"The Taliban have been removed from power and the al Qaeda leadership is dispersed," the report said. "But if the leadership is less able to direct, plan and execute attacks, they have many supporters who are eager to do so. These terrorists form groups that do not wait for orders from above but launch attacks when they are ready, against targets of their own choosing. Using minimal resources and exploiting worldwide publicity, they have managed to create an international sense of crisis."Arrogance. U.S. arrogance. How can any American sleep better at night believing that our country is the only collection of people willing to give everything to a war - literally or metaphorically? In fact, the problem probably comes from the other side's willingness to give everything literally while we are happy to metaphorically give (though literally send other people's children, right, Mr. President?). Sometimes I worry that my readers will think I sound a bit crazed. But maybe the better worry is that my readers don't feel crazed themselves: don't get a little wild-eyed at the possible consequences of our actions to date.
It added that the Internet had become bin Laden's most effective terrorist tool.
"Sophisticated use of the media ensures that al Qaeda is able to preserve a clear ideological core, and that Osama bin Laden retains his position as an inspirational leader, hovering somewhere between myth and reality," it said. . . .
Zogby said bin Laden's popularity across Arab society is more a symptom of what is perceived to be U.S. arrogance than bin Laden's genius."We turned ambivalence into hatred," Zogby said. "The issue is less the attractiveness of bin Laden than hatred for the United States.
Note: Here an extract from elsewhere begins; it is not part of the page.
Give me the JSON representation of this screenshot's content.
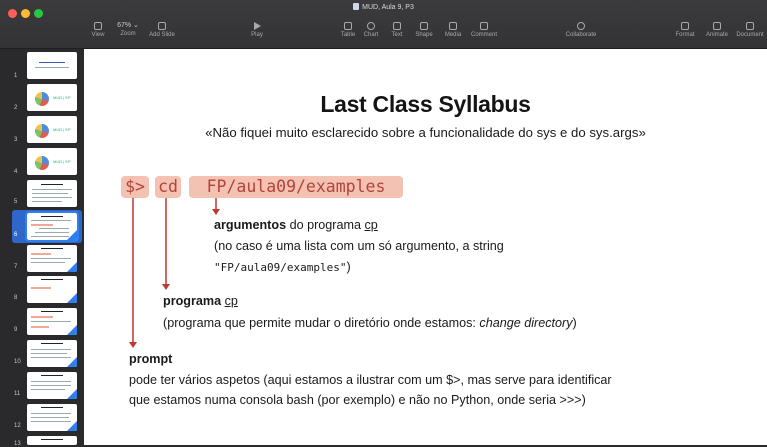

That's the kind of feeling he captures, whether he's dead or
It's okay to be afraid. And it's okay to fight. But we really need to expand our focus and our understanding and we'd better do it soon.
And we really need to replace George W. Bush - because I don't think "fly-paper" as a rationalization for collateral damage is morally just. And I don't think we're much safer. I want us to be safer. But, to get mushy, I want the whole world to be safer. And if we, America, are the ordained keepers of our brothers, we should make sure we're minding the whole family tree and not pruning off branches we might miss someday. Or freeing for evolution segments that will evolve into strangling vines . . . .